This is a detailed history of the operational service of this Soviet-manufactured interceptor and its fighter-bomber variants in service with Algerian, Egyptian, Iraqi, Libyan, and Syrian air forces, since 1974. While Egypt purchased only a handful before its final break with Moscow, and Algeria limited related acquisitions, Iraq, Libya and Syria continued purchasing advanced variants in significant numbers through the 1980s. The units operating MiG-23s were soon transformed into the backbone of the military services in question, and they saw combat service in a number of intensive military conflicts. In the 1980s, they fought against Israeli jets over Lebanon, against the Iranians in the Iran-Iraq War, and confronted US Navy’s F-14s on numerous occasions off Libya. In 1991 Iraqi MiG-23s were deployed in combat against the US-led coalition’s F-15s. Indeed, in Syria, different versions of MiG-23 continue flying combat operations today.
Illustrated with over 110 photographs – many of these never published before –color profiles and a dozen maps, this volume provides a unique point of reference, revealing much detail about camouflage patterns, unit insignia and aircraft markings.
About the Author

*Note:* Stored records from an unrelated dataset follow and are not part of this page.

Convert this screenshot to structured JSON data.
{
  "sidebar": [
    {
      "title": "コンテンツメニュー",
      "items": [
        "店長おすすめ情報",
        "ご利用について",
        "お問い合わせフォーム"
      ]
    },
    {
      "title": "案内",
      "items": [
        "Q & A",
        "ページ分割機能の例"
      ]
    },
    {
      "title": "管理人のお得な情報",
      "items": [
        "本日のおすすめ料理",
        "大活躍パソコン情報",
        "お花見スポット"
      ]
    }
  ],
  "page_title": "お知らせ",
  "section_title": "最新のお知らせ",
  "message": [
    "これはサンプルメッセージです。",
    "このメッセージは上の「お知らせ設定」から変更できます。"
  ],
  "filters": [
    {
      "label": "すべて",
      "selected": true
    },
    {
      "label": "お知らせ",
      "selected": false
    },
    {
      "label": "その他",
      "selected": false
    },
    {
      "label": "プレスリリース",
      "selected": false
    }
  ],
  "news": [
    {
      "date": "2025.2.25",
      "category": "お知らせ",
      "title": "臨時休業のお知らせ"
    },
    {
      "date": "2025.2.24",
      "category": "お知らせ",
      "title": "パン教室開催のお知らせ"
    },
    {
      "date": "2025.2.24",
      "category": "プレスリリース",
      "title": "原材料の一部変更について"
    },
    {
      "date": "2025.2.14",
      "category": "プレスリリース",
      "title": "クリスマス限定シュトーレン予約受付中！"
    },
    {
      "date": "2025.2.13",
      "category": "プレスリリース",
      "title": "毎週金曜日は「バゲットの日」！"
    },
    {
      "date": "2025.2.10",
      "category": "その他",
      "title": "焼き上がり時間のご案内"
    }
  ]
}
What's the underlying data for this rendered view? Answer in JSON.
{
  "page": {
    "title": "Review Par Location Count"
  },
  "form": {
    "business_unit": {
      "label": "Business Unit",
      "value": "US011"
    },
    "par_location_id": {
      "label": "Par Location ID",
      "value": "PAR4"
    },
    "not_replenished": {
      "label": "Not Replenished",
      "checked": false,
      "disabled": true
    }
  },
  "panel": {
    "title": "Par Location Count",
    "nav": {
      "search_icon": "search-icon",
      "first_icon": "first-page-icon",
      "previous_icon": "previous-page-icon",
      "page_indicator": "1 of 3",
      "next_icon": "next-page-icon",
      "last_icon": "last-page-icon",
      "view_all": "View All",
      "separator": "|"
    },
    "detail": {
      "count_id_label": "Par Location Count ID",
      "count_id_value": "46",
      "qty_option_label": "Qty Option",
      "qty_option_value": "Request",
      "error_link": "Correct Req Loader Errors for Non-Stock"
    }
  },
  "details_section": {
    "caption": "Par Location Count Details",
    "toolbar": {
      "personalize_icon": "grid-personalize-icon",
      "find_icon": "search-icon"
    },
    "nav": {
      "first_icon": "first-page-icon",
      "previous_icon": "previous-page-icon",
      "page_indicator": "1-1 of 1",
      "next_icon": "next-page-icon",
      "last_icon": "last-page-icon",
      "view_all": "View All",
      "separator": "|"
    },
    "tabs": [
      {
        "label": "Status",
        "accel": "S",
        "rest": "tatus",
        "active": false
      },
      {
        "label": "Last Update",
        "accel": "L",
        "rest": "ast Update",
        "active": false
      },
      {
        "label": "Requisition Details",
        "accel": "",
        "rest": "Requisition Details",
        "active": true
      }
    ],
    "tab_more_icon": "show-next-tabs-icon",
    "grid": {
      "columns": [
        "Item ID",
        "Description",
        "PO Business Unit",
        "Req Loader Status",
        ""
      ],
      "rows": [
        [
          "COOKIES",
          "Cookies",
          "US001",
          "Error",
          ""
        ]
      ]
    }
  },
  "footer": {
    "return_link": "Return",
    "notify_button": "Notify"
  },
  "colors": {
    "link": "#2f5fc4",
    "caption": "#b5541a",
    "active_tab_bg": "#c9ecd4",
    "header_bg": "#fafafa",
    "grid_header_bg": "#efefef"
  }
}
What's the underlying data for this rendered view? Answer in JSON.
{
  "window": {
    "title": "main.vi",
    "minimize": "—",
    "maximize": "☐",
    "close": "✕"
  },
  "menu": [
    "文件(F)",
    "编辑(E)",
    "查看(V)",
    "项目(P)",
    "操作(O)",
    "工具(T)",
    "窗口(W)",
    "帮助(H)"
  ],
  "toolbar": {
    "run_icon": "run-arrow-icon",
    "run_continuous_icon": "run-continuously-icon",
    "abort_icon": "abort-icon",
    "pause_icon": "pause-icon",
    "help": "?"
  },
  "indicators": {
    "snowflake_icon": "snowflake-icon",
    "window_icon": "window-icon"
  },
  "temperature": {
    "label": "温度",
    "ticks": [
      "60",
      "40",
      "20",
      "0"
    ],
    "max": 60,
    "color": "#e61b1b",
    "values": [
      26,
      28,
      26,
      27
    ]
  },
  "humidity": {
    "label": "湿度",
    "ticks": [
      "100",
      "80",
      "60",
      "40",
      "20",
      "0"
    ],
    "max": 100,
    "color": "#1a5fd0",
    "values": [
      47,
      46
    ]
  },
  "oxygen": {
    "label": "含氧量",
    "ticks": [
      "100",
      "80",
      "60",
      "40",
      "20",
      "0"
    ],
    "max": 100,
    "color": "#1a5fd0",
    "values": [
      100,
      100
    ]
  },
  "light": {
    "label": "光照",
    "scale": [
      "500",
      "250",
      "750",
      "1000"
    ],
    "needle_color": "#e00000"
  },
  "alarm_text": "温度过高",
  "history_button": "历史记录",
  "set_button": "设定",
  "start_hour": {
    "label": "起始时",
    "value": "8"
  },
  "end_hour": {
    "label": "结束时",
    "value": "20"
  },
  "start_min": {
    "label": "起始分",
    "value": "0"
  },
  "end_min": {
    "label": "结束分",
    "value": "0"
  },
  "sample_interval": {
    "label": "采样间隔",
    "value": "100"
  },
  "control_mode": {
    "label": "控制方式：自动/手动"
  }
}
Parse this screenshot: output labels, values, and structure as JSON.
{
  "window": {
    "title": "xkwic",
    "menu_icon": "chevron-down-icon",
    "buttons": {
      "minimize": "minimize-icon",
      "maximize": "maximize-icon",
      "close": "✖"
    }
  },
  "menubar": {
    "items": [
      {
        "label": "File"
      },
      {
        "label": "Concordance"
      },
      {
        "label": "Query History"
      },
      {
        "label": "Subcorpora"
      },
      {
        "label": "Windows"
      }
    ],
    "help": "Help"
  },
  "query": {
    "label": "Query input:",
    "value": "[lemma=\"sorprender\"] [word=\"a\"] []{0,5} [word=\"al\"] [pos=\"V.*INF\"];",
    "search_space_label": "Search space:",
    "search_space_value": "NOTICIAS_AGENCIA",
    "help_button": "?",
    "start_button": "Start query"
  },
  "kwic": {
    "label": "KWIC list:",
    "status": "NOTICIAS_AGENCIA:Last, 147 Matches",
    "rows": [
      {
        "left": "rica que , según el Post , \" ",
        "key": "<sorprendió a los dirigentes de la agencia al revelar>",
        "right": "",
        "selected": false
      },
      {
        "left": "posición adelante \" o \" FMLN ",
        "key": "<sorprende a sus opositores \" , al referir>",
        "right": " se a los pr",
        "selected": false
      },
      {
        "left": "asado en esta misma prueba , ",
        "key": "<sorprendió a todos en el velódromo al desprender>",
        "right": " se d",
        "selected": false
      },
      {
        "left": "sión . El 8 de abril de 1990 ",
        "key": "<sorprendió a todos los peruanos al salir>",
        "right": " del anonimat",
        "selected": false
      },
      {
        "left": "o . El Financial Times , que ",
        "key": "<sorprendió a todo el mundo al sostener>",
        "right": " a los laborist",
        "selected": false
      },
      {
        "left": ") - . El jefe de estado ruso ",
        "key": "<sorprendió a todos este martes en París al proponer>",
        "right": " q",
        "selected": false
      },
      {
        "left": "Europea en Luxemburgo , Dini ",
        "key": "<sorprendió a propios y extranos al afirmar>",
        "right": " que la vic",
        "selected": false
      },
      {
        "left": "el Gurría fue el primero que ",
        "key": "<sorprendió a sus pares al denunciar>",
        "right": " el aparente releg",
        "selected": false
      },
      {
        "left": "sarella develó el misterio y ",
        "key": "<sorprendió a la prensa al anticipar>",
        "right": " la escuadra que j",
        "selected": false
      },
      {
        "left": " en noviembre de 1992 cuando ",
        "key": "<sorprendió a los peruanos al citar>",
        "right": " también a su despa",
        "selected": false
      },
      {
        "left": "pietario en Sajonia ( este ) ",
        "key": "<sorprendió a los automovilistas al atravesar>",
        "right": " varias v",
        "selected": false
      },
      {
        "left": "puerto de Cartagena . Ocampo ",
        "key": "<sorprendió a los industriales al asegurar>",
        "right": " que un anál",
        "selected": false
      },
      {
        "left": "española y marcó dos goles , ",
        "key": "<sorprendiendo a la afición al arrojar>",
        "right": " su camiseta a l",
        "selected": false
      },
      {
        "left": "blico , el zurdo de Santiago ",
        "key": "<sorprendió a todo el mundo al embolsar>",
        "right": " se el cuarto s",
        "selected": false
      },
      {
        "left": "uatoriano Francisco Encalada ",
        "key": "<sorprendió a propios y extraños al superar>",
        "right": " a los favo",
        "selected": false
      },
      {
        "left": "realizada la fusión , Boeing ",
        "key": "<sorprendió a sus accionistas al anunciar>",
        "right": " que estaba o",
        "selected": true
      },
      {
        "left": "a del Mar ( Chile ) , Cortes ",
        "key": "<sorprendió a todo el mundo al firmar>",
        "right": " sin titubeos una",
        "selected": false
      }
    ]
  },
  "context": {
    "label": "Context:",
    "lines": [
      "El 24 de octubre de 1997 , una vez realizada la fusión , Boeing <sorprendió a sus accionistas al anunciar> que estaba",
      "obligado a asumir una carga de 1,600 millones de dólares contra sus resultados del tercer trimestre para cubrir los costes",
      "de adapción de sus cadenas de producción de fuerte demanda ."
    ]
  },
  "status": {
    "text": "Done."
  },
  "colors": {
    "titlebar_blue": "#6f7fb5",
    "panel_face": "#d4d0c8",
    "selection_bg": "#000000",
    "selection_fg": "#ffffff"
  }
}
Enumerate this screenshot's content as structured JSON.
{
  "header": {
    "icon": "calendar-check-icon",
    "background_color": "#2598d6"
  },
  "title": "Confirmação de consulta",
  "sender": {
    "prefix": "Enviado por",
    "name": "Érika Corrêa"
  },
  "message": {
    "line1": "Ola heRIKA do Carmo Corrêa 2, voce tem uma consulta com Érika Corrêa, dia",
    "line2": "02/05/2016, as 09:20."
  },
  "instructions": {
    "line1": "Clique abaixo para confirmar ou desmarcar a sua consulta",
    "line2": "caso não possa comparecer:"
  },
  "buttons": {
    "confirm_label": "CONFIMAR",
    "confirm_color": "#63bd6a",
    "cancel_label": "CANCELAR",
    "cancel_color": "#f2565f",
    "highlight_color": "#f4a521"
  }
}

Tom Cooper is an Austrian aerial warfare analyst and historian. Following a career in worldwide transportation business – during which he established a network of contacts in the Middle East and Africa – he moved into narrow-focus analysis and writing on small, little-known air forces and conflicts, about which he has collected extensive archives. This has resulted in specialisation in such Middle Eastern air forces as of those of Egypt, Iran, Iraq, and Syria, plus various African and Asian air forces. Except for authoring and co-authoring more than 30 books - including about a dozen of titles for Helion’s @War series - and over 1000 articles, Cooper is a regular correspondent for multiple defence-related publications.